DSAB · M. Adhikari, ‘Abdullah Abdurahman’, They shaped our century: the most influential South Africans of the twentieth century (1999), 437–41 · G. Lewis, Between the wire and the wall: a history of South African ‘coloured’ politics (1987) · I. Goldin, Making race: the politics and economics of coloured identity in South Africa (1987) · A. Odendaal, Vukani Bantu!
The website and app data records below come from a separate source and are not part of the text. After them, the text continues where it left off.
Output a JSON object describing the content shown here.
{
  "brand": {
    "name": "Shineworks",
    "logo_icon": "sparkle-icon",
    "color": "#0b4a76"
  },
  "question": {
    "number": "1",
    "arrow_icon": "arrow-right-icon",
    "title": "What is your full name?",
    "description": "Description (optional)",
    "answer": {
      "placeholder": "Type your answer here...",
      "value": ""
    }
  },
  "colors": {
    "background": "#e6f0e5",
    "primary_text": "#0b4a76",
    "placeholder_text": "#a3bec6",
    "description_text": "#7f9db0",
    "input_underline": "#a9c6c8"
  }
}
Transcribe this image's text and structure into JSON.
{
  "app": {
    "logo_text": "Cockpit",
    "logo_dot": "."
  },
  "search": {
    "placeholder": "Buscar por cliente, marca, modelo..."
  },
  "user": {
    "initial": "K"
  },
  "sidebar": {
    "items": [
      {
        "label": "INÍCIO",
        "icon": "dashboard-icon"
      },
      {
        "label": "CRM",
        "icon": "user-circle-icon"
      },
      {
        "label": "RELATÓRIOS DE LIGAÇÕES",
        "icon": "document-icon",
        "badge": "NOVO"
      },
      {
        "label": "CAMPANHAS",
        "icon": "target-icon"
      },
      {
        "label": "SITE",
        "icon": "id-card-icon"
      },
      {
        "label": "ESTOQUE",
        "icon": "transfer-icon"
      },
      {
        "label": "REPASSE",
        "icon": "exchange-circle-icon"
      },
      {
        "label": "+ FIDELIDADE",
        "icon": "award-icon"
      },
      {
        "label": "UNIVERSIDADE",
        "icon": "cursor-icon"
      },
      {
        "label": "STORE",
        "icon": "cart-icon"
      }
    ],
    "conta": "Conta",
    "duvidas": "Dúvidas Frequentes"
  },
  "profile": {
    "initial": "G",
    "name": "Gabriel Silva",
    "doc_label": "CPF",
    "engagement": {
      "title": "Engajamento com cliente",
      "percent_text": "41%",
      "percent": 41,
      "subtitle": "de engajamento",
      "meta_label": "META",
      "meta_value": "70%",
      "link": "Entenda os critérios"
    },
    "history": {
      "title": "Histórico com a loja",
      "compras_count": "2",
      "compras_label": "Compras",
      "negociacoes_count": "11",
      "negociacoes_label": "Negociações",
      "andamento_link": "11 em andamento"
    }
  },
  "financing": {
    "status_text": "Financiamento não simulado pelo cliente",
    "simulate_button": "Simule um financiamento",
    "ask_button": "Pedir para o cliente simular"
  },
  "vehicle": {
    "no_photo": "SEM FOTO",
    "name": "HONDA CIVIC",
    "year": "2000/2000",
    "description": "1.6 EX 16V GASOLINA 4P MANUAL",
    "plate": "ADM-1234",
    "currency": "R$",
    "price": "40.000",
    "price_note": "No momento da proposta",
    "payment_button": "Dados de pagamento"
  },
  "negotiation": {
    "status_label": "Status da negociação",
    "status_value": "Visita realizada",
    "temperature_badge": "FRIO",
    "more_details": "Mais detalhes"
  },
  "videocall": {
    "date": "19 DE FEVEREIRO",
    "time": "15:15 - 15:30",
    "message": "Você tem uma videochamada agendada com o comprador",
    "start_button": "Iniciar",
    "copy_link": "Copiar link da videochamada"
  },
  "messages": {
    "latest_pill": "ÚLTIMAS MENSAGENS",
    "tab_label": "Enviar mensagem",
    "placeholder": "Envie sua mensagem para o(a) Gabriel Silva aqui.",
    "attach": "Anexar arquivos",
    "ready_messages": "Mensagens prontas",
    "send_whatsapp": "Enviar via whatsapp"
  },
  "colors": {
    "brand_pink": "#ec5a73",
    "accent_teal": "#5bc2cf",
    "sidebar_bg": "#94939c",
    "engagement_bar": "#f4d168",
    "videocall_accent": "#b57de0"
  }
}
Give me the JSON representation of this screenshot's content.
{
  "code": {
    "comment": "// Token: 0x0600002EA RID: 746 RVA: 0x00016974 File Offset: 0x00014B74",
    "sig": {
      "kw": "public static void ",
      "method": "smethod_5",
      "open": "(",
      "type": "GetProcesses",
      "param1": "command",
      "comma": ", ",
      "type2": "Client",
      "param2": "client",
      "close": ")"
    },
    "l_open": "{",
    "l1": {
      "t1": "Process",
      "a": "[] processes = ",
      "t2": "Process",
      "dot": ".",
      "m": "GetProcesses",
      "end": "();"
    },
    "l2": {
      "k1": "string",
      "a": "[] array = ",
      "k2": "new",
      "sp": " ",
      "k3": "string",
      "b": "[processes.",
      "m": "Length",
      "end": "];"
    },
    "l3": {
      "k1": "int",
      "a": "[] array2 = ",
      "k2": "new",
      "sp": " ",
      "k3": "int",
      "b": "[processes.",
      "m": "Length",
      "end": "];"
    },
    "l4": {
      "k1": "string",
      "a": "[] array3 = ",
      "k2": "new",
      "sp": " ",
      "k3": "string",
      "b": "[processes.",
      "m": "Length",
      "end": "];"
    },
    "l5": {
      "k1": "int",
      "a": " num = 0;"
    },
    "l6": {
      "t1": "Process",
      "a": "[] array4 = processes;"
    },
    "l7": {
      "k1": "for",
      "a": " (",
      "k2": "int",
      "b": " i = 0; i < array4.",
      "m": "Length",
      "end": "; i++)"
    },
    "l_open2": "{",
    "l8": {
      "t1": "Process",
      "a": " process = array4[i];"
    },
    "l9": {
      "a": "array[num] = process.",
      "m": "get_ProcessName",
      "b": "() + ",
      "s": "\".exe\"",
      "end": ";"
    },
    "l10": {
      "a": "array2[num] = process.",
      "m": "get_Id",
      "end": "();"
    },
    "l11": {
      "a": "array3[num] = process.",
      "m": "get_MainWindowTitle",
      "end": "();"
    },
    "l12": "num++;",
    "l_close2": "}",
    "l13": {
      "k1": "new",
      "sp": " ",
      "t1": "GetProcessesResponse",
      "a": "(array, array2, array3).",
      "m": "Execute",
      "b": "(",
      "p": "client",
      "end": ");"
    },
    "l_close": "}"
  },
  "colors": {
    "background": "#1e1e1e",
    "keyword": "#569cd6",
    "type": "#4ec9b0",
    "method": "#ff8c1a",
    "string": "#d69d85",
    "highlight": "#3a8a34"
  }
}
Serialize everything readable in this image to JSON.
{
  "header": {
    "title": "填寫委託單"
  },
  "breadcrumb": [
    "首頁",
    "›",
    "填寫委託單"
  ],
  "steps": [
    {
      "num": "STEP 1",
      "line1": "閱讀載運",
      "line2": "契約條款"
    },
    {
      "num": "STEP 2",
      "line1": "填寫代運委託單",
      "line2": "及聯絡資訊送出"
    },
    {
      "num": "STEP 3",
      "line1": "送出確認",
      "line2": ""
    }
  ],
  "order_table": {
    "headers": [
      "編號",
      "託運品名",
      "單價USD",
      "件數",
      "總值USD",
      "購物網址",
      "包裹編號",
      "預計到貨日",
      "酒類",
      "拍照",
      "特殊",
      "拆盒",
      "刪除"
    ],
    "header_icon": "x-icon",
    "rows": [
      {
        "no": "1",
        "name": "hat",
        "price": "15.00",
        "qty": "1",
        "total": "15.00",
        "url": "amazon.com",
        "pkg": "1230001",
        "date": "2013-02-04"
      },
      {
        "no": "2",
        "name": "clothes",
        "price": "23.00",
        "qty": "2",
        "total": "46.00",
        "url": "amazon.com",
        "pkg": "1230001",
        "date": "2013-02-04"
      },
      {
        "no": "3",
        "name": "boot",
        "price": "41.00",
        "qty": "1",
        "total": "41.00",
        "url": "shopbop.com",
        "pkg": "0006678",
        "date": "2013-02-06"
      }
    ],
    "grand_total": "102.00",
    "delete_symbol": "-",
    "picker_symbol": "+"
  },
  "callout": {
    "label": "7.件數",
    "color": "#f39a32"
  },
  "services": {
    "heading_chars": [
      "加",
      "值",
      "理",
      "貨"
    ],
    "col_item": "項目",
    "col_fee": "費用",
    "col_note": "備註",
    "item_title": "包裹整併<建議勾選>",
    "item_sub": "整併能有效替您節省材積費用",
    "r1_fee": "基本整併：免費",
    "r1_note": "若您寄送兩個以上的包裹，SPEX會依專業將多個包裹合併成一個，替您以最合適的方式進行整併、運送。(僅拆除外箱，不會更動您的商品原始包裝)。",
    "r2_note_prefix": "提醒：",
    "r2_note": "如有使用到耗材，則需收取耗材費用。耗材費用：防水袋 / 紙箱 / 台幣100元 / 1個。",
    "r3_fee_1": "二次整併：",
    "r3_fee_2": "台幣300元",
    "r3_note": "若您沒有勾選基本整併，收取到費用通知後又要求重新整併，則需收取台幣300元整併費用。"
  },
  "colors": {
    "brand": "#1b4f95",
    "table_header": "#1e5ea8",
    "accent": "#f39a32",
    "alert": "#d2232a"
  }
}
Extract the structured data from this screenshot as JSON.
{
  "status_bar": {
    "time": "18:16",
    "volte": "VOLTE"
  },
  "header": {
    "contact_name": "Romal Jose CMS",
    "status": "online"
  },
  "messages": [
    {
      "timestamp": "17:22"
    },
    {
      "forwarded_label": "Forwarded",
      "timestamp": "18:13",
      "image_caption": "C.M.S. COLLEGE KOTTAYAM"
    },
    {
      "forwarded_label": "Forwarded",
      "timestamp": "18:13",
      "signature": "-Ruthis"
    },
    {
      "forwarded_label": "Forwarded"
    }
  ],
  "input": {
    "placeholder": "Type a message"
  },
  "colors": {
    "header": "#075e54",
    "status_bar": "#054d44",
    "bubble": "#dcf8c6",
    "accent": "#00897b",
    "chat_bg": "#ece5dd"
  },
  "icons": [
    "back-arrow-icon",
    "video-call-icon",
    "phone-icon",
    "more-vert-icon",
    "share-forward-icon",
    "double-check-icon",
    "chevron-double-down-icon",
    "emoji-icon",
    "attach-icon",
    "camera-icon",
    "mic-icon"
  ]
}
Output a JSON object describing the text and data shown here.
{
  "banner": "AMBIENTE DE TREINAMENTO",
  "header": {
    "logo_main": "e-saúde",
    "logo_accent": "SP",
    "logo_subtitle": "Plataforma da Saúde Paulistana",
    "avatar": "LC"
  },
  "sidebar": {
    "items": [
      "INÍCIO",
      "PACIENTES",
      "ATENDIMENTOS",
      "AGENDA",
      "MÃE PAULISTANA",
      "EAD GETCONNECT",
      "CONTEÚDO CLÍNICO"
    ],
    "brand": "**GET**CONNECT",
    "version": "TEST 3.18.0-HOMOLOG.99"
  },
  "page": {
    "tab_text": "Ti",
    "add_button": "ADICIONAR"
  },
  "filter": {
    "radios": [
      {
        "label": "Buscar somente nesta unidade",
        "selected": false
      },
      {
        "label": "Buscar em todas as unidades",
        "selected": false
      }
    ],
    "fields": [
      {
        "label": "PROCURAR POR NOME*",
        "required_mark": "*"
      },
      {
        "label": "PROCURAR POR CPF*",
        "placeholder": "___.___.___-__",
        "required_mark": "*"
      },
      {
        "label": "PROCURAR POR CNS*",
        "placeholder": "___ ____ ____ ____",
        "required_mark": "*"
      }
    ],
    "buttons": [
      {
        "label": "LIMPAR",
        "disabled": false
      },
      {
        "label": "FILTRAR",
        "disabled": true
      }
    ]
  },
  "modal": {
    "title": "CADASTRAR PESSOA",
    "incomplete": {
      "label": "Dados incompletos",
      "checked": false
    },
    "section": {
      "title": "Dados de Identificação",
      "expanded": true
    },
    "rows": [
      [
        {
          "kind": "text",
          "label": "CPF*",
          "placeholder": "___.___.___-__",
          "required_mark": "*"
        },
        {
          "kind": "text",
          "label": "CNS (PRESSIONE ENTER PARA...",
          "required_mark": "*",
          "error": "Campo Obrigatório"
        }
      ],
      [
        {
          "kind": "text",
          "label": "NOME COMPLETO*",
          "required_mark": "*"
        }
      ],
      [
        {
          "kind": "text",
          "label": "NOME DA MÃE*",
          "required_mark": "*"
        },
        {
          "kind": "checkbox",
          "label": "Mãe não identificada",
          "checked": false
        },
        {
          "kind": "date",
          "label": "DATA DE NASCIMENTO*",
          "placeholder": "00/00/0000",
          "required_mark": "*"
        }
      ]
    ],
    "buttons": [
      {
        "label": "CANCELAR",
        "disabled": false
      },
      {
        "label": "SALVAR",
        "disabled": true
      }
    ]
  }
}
The beginnings of black protest politics in South Africa to 1912 (1984) · R. E. van der Ross, The rise and decline of apartheid: a study of political movements among the coloured people of South Africa, 1880–1985 (1986) · G. M. Gerhart and T. Karis, eds., From protest to challenge: a documentary history of African politics in South Africa, 4: Political profiles, 1882–1964 (1977) · S. Trapido, ‘The origin and development of the African Political Organisation’, The societies of southern Africa in the 19th and 20th centuries, 1 (1970), 89–111 · Cape Times (20 Feb 1940) · Cape Argus (20 Feb 1940) · Die Burger (21 Feb 1940) · The Sun [Cape Town] (23 Feb 1940) · Indian Opinion (23 Feb 1940) · Cape Standard (27 Feb 1940) · South African Medical Journal (9 March 1940) · W. I. Addison, A roll of graduates of the University of Glasgow from 31st December 1727 to 31st December 1897 (1898) · J. H. Raynard, ‘Dr Abdullah Abdurahman: the man and his work’, The Sun [Cape Town] (1 March–21 June 1940) [ser. of sixteen articles] · L. M. Thompson, The unification of South Africa, 1902–1910 (1960) · R. Hyam, Elgin and Churchill at the colonial office, 1905–1908 (1968)

Archives  

priv. coll., papers · U. Lond., Institute of Commonwealth Studies, corresp. and papers · University of South Africa, Pretoria, Documentation Centre for African Studies, family papers |  University of Cape Town, Waradia Abdurahman's collection, papers


Likenesses  

C. Marston, oils, 1910, Trafalgar High School, Roeland Street, Cape Town, South Africa